Assignment
If a line includes "Chrome", copy it out of the entries.

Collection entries
*** Begin section ***
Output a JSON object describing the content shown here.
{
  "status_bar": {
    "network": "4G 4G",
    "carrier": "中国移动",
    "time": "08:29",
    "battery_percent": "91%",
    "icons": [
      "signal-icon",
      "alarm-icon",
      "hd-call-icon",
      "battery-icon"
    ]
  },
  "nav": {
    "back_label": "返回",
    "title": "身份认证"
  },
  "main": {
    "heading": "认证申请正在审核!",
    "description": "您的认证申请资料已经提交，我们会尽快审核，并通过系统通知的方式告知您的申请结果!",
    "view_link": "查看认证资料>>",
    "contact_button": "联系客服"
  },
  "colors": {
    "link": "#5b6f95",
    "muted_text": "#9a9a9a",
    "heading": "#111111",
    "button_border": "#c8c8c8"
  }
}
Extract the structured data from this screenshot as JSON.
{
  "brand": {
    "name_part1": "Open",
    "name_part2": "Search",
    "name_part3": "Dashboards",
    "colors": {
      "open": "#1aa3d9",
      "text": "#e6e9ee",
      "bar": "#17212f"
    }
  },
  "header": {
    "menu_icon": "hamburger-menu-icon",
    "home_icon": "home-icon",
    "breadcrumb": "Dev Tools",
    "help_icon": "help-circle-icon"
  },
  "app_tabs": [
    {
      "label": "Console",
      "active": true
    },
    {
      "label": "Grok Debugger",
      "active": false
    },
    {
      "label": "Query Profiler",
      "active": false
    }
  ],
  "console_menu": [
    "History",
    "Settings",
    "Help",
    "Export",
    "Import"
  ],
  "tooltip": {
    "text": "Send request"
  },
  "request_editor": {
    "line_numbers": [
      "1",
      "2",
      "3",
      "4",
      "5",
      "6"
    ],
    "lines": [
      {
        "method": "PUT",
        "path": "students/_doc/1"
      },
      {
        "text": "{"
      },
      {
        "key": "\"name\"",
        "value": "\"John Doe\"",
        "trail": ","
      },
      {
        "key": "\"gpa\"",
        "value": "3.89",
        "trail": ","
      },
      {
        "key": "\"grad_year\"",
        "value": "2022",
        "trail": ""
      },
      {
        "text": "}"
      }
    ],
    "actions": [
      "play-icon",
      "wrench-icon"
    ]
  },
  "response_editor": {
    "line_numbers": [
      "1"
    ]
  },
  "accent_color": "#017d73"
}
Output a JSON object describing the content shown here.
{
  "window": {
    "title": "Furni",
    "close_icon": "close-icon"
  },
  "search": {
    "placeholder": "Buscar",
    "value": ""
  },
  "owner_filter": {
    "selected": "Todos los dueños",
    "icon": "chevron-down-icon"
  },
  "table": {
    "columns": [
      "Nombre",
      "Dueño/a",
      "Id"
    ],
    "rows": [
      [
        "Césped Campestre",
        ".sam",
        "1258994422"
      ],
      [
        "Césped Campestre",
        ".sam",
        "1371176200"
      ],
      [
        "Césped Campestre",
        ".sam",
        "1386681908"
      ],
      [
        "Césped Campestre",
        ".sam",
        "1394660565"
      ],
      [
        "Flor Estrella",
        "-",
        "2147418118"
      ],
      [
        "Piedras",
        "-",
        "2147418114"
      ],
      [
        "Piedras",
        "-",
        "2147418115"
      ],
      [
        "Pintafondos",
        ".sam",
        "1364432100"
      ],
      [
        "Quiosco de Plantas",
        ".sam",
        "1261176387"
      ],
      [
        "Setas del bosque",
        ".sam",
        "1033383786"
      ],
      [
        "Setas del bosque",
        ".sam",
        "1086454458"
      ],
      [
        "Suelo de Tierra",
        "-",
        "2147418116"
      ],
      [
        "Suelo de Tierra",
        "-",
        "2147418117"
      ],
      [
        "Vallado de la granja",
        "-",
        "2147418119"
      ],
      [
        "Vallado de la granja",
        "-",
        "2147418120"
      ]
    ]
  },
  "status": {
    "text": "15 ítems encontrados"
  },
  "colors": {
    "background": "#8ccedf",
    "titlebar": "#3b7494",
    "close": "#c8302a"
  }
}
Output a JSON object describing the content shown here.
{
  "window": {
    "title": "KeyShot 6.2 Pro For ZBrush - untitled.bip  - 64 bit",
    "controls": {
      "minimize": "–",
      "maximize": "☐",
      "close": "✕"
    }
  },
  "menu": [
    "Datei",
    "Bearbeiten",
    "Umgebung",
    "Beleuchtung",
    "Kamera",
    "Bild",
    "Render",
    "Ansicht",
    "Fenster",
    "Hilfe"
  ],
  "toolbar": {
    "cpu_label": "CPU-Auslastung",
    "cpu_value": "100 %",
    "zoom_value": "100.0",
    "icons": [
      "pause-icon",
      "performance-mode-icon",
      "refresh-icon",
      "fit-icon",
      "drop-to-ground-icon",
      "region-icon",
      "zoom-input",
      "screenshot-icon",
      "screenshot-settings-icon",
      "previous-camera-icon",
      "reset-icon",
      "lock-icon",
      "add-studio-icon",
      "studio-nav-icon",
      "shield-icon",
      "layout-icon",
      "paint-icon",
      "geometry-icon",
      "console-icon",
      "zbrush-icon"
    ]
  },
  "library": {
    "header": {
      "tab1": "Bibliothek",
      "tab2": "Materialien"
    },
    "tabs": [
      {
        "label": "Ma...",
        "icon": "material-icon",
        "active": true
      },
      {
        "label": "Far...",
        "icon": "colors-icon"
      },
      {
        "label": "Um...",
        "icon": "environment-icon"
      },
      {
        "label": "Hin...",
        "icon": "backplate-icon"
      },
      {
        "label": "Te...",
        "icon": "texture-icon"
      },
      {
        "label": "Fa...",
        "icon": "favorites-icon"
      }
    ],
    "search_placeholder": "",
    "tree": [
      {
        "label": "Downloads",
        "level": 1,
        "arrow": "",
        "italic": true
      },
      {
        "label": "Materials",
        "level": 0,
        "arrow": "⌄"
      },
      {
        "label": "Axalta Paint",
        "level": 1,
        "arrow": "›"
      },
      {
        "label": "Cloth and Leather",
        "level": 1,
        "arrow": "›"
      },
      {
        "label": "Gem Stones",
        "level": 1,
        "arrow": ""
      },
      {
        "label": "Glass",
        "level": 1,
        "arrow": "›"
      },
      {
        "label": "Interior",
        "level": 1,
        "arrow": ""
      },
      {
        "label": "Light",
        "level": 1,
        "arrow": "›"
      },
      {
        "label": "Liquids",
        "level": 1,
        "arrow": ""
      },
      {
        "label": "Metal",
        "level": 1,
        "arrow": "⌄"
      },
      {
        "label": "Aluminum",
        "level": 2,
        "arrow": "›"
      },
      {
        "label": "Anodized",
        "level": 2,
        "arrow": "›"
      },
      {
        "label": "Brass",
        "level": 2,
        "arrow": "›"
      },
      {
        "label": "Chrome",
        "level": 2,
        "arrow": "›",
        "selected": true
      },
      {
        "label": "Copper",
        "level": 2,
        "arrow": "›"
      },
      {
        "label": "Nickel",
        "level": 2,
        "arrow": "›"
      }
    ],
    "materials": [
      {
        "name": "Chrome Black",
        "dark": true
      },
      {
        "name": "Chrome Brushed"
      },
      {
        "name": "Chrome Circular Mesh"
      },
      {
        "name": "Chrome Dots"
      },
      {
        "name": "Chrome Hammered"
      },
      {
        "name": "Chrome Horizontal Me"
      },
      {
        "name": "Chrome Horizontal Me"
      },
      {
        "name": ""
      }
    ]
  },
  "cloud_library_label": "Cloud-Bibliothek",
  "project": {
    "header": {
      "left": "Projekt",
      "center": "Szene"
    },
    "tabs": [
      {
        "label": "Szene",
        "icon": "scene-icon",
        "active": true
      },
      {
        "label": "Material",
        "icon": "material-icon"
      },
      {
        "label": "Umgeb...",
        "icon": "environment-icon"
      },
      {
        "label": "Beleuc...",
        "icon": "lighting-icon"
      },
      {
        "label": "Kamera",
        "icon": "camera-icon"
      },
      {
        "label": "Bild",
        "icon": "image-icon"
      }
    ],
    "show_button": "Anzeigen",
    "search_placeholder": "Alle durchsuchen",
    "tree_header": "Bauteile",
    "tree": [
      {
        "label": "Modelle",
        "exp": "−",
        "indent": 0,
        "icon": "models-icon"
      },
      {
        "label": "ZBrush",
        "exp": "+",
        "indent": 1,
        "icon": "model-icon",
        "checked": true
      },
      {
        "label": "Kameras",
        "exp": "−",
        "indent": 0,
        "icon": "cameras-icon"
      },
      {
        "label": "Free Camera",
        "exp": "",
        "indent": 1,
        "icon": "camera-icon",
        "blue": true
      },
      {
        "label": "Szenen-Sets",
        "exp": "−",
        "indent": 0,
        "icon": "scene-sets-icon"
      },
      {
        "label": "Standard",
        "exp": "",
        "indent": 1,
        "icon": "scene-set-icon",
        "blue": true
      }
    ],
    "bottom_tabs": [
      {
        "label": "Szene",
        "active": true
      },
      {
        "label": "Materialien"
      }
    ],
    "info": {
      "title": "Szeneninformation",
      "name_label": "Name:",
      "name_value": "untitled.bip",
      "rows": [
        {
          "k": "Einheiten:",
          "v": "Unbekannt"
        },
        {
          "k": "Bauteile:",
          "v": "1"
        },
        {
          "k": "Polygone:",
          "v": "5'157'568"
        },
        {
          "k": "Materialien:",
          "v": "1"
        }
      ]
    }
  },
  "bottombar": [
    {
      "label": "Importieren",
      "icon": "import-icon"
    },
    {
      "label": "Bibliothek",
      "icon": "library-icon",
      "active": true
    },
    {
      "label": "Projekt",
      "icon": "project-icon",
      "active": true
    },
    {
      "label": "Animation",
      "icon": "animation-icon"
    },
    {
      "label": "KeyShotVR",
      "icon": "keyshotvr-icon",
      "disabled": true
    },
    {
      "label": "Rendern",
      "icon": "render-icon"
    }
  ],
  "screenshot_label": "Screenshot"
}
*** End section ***
Exercise result
        "label": "Chrome",
        "name": "Chrome Black",
        "name": "Chrome Brushed"
        "name": "Chrome Circular Mesh"
        "name": "Chrome Dots"
        "name": "Chrome Hammered"
        "name": "Chrome Horizontal Me"
        "name": "Chrome Horizontal Me"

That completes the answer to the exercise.